As corporations and nationwide businesses occupy the high street, filling each town and city with an abundance of similar products, there has been a resurgence of interest directed toward small businesses. Customers are turning to local and independent retailers and creators seeking products that are made with higher-quality and in a lower quantity.

As well as the products themselves, small business owners, and the teams that support them, are far more accessible to customers. This creates a personal connection with the business and the product sold, which is an appealing quality to customers. Purchases become friendly interactions and offer shoppers the opportunity to choose businesses that better suit their needs.

The most interesting aspect of this growing preference for shopping small and local is that the internet is the most appropriate platform upon which to support them. Alongside individual websites, digital platforms like Depop, Etsy, and Shopify have given even the smallest businesses an opportunity to start out. Larger services, such as WhatsApp, are even following suit, looking to accommodate retail services. No longer do artisans, creatives, and entrepreneurs need to find and compete for appropriate rental spaces on the high street or seek out substantial loans when, instead, they can begin their business affordably online.

Digital shopping’s efficiency now works to the advantage of personal shopping experiences. For example, new parents who might seek a sustainably made ultimate baby gift set or a unique Christmas gift designed by a local artist will be better equipped to find their desired products online, being able to narrow their product specifications down, as well as containing them to their local area.

Whereas previously, shopping online has been represented as being an impersonal practice, one that is unsupportive of local interests, it is now the opposite that is true.
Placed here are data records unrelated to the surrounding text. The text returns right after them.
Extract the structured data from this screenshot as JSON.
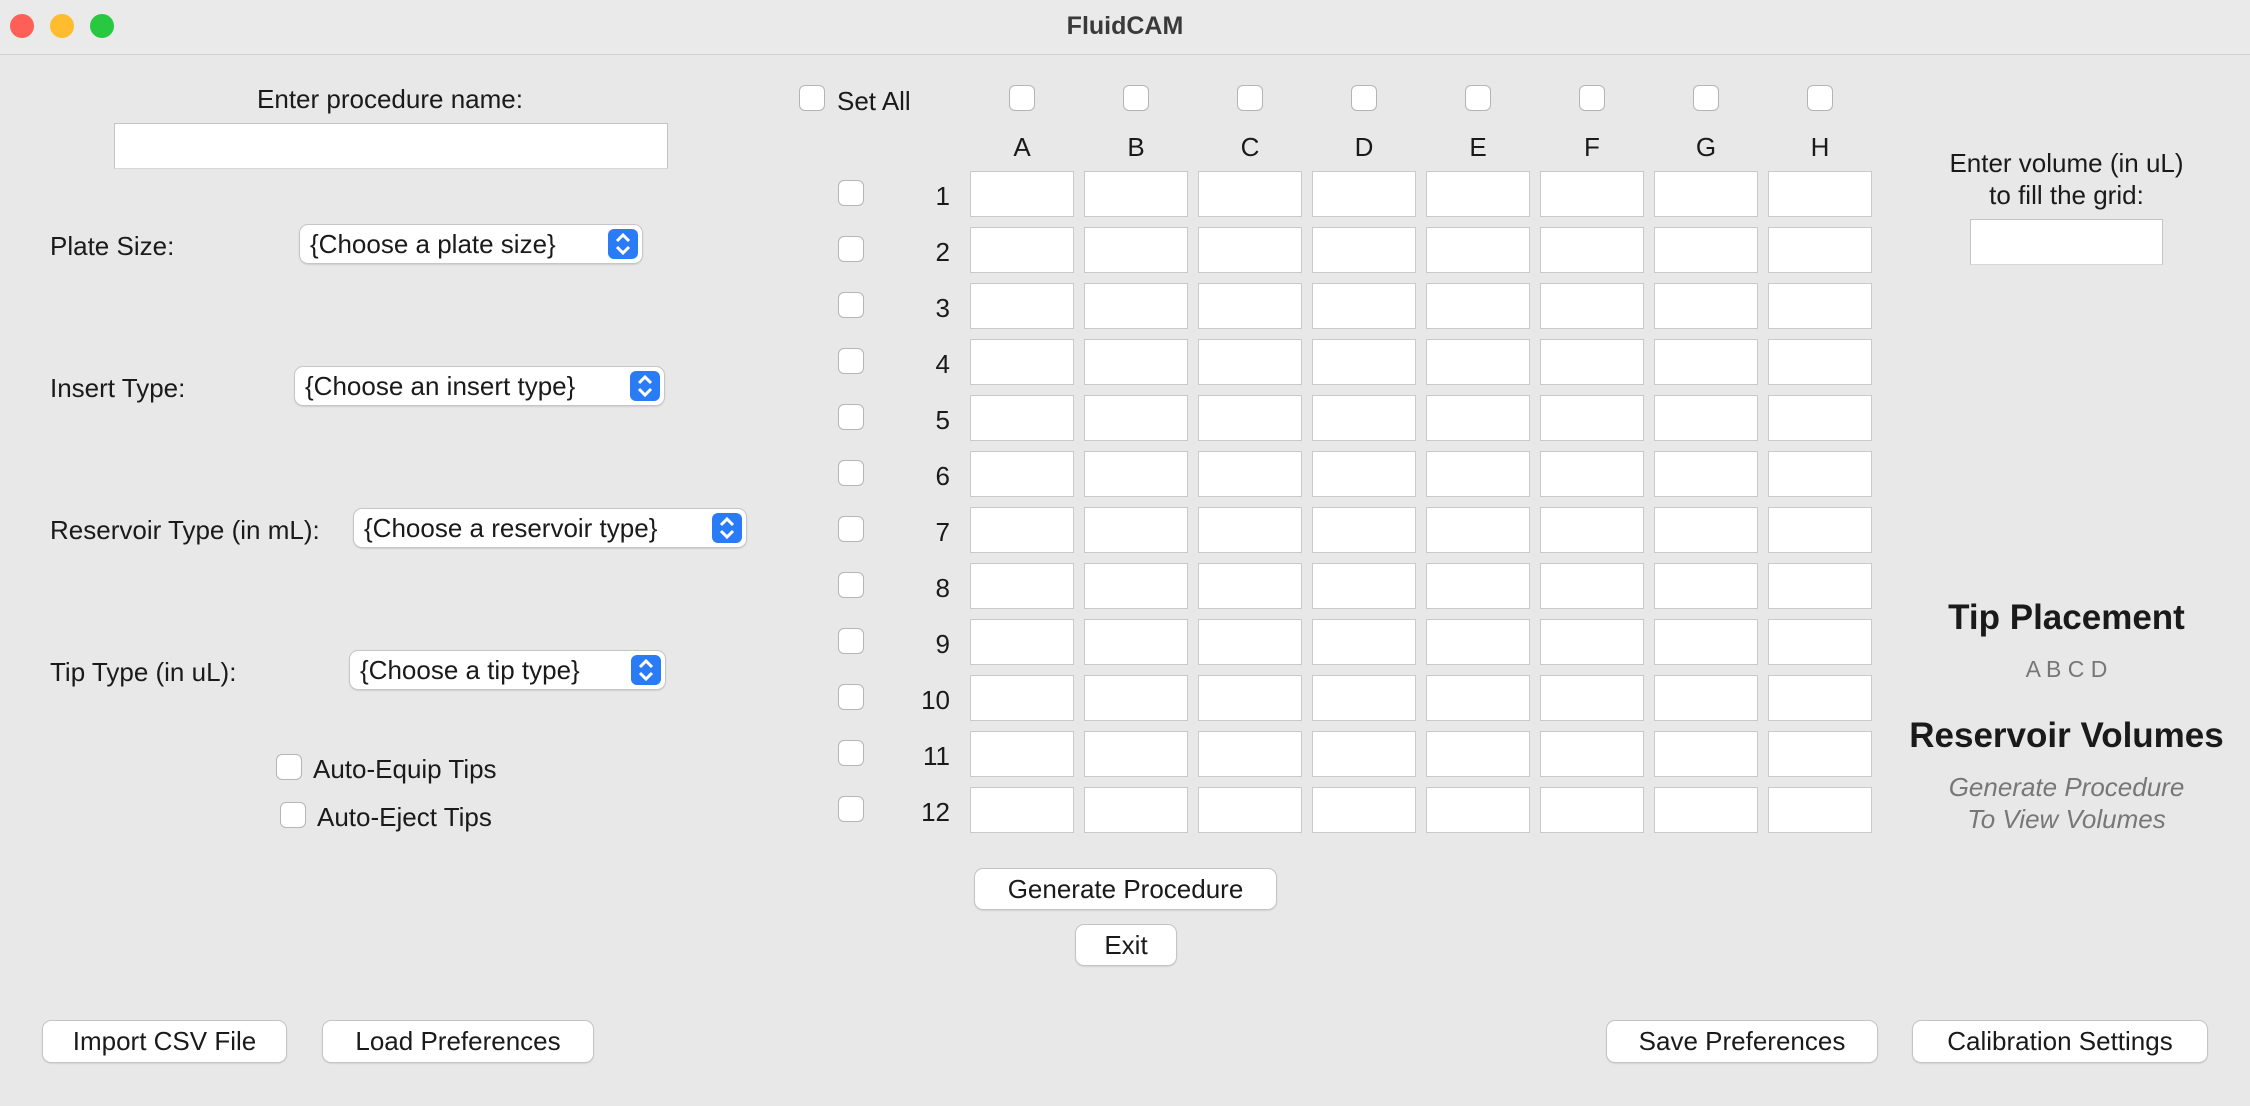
{
  "window": {
    "title": "FluidCAM"
  },
  "left": {
    "procedure_label": "Enter procedure name:",
    "procedure_value": "",
    "plate_size_label": "Plate Size:",
    "plate_size_value": "{Choose a plate size}",
    "insert_type_label": "Insert Type:",
    "insert_type_value": "{Choose an insert type}",
    "reservoir_type_label": "Reservoir Type (in mL):",
    "reservoir_type_value": "{Choose a reservoir type}",
    "tip_type_label": "Tip Type (in uL):",
    "tip_type_value": "{Choose a tip type}",
    "auto_equip_label": "Auto-Equip Tips",
    "auto_eject_label": "Auto-Eject Tips"
  },
  "grid": {
    "set_all_label": "Set All",
    "columns": [
      "A",
      "B",
      "C",
      "D",
      "E",
      "F",
      "G",
      "H"
    ],
    "rows": [
      "1",
      "2",
      "3",
      "4",
      "5",
      "6",
      "7",
      "8",
      "9",
      "10",
      "11",
      "12"
    ]
  },
  "right": {
    "volume_label_line1": "Enter volume (in uL)",
    "volume_label_line2": "to fill the grid:",
    "volume_value": "",
    "tip_placement_title": "Tip Placement",
    "tip_placement_letters": "A B C D",
    "reservoir_volumes_title": "Reservoir Volumes",
    "reservoir_hint_line1": "Generate Procedure",
    "reservoir_hint_line2": "To View Volumes"
  },
  "actions": {
    "generate": "Generate Procedure",
    "exit": "Exit",
    "import_csv": "Import CSV File",
    "load_prefs": "Load Preferences",
    "save_prefs": "Save Preferences",
    "calibration": "Calibration Settings"
  },
  "colors": {
    "close": "#fe5f57",
    "minimize": "#febc2e",
    "zoom": "#28c840",
    "accent": "#2a7bf6"
  }
}
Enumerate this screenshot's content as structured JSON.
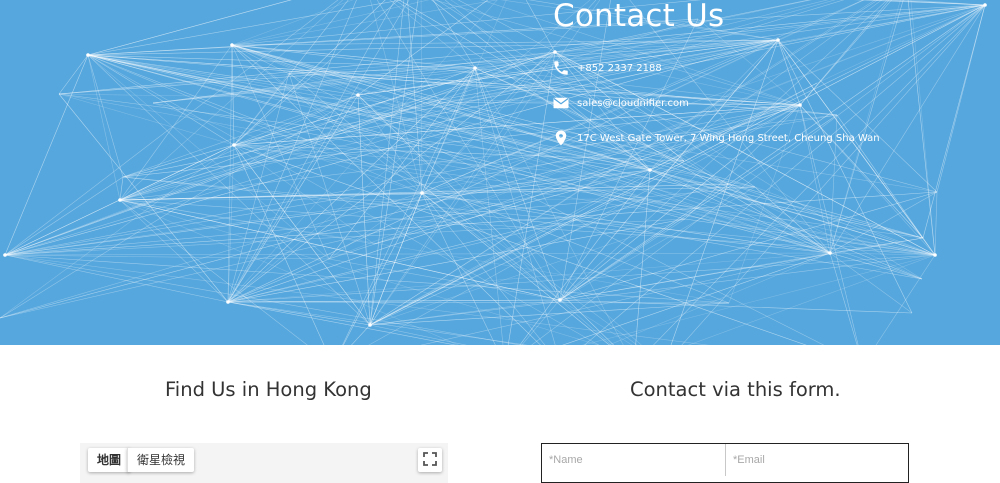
{
  "hero": {
    "title": "Contact Us",
    "phone": "+852 2337 2188",
    "email": "sales@cloudnifier.com",
    "address": "17C West Gate Tower, 7 Wing Hong Street, Cheung Sha Wan",
    "background_color": "#56a7de"
  },
  "find_us": {
    "title": "Find Us in Hong Kong",
    "map": {
      "map_tab": "地圖",
      "satellite_tab": "衛星檢視",
      "fullscreen_icon": "fullscreen-icon"
    }
  },
  "contact_form": {
    "title": "Contact via this form.",
    "name_placeholder": "*Name",
    "email_placeholder": "*Email"
  }
}
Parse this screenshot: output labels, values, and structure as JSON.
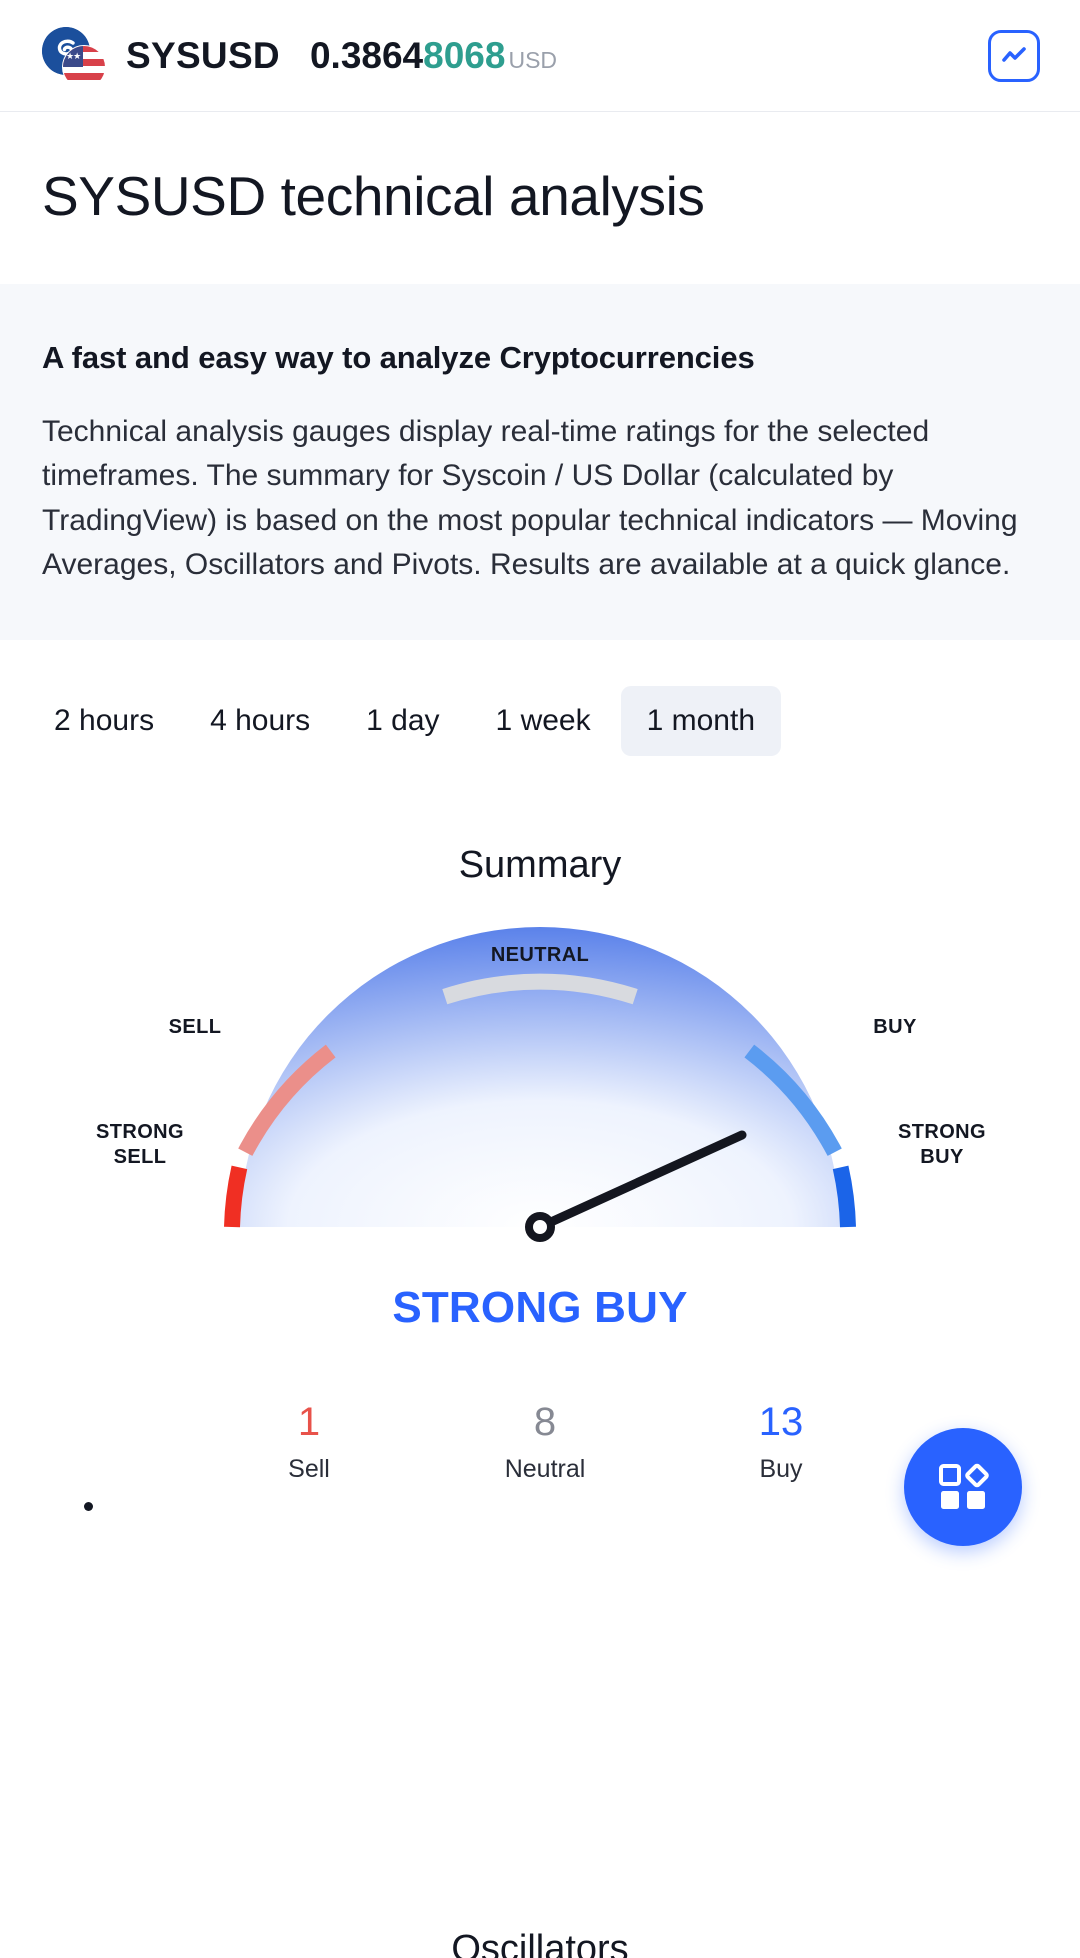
{
  "header": {
    "symbol": "SYSUSD",
    "price_main": "0.3864",
    "price_tail": "8068",
    "currency": "USD",
    "logo_icon": "syscoin-usflag-logo",
    "chart_button_icon": "chart-line-icon"
  },
  "page": {
    "title": "SYSUSD technical analysis"
  },
  "info": {
    "heading": "A fast and easy way to analyze Cryptocurrencies",
    "body": "Technical analysis gauges display real-time ratings for the selected timeframes. The summary for Syscoin / US Dollar (calculated by TradingView) is based on the most popular technical indicators — Moving Averages, Oscillators and Pivots. Results are available at a quick glance."
  },
  "timeframes": {
    "items": [
      {
        "label": "2 hours",
        "active": false
      },
      {
        "label": "4 hours",
        "active": false
      },
      {
        "label": "1 day",
        "active": false
      },
      {
        "label": "1 week",
        "active": false
      },
      {
        "label": "1 month",
        "active": true
      }
    ]
  },
  "summary": {
    "title": "Summary",
    "verdict": "STRONG BUY",
    "gauge_labels": {
      "strong_sell": "STRONG\nSELL",
      "strong_sell_line1": "STRONG",
      "strong_sell_line2": "SELL",
      "sell": "SELL",
      "neutral": "NEUTRAL",
      "buy": "BUY",
      "strong_buy_line1": "STRONG",
      "strong_buy_line2": "BUY"
    },
    "counts": [
      {
        "value": "1",
        "label": "Sell",
        "tone": "sell"
      },
      {
        "value": "8",
        "label": "Neutral",
        "tone": "neutral"
      },
      {
        "value": "13",
        "label": "Buy",
        "tone": "buy"
      }
    ]
  },
  "next_section": {
    "heading": "Oscillators"
  },
  "fab": {
    "icon": "widgets-grid-icon"
  },
  "colors": {
    "accent_blue": "#2962ff",
    "price_teal": "#2e9e8f",
    "strong_sell": "#f02f23",
    "sell": "#eb8f8a",
    "neutral": "#d8dadf",
    "buy": "#5b9cf0",
    "strong_buy": "#1b64e8",
    "panel_bg": "#f6f8fb"
  },
  "chart_data": {
    "type": "gauge",
    "title": "Summary",
    "value_label": "STRONG BUY",
    "needle_angle_deg": 25,
    "segments": [
      {
        "name": "STRONG SELL",
        "color": "#f02f23"
      },
      {
        "name": "SELL",
        "color": "#eb8f8a"
      },
      {
        "name": "NEUTRAL",
        "color": "#d8dadf"
      },
      {
        "name": "BUY",
        "color": "#5b9cf0"
      },
      {
        "name": "STRONG BUY",
        "color": "#1b64e8"
      }
    ],
    "counts": {
      "Sell": 1,
      "Neutral": 8,
      "Buy": 13
    }
  }
}
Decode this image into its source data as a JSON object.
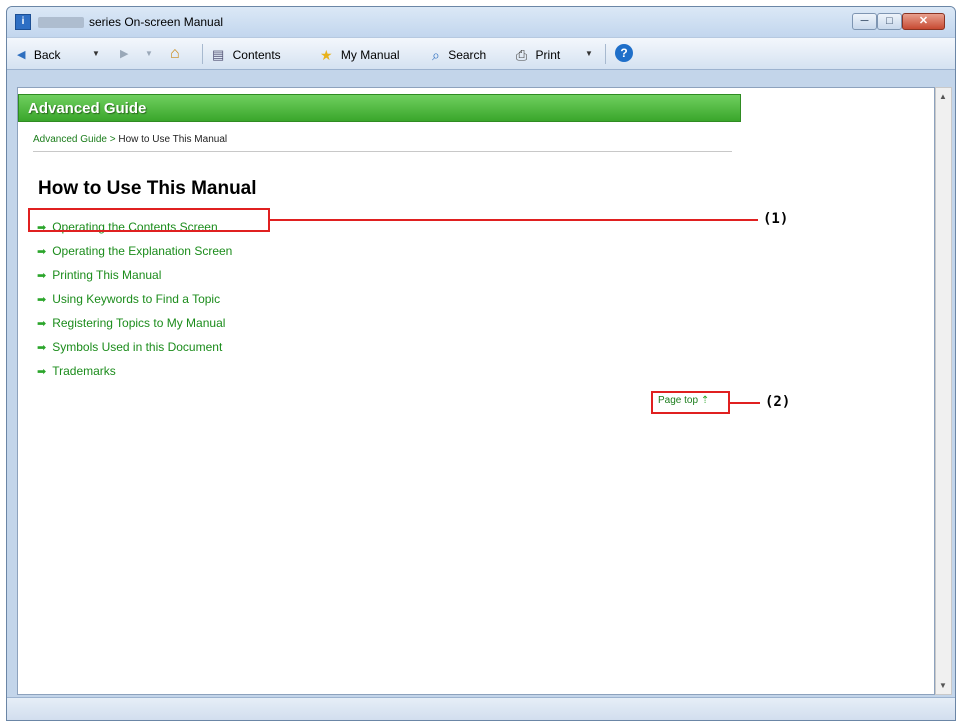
{
  "window": {
    "title": "series On-screen Manual",
    "app_icon": "manual-app-icon",
    "caption_buttons": {
      "minimize": "─",
      "maximize": "□",
      "close": "✕"
    }
  },
  "toolbar": {
    "back_label": "Back",
    "contents_label": "Contents",
    "my_manual_label": "My Manual",
    "search_label": "Search",
    "print_label": "Print",
    "icons": {
      "back": "◀",
      "forward": "▶",
      "dropdown": "▼",
      "home": "⌂",
      "contents": "▤",
      "star": "★",
      "search": "⌕",
      "print": "⎙",
      "help": "?"
    }
  },
  "content": {
    "header_title": "Advanced Guide",
    "breadcrumb": {
      "parent": "Advanced Guide",
      "separator": " > ",
      "current": "How to Use This Manual"
    },
    "page_title": "How to Use This Manual",
    "links": [
      "Operating the Contents Screen",
      "Operating the Explanation Screen",
      "Printing This Manual",
      "Using Keywords to Find a Topic",
      "Registering Topics to My Manual",
      "Symbols Used in this Document",
      "Trademarks"
    ],
    "link_arrow": "➡",
    "page_top_label": "Page top",
    "page_top_arrow": "⇡"
  },
  "callouts": {
    "label_1": "(1)",
    "label_2": "(2)"
  },
  "colors": {
    "accent_green": "#3aa62b",
    "link_green": "#1b8c1b",
    "callout_red": "#e02020"
  }
}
Shop local online is a Google search query that has grown over 200% in popularity this year. While some of this interest can be attributed to concerns of post-pandemic shopping, searches involving local and near me are becoming more frequent each year.

While it may seem counterintuitive to shop for a personal and special product online, the situation is actually the reverse. High street retailers, despite occupying brick and mortar stores, often offer less of a personal experience than shopping with an independent business digitally. Now, as more small and independent businesses are making their start online, utilising social media to reach wider audiences, it seems that their presence will continue to grow, and their support along with it.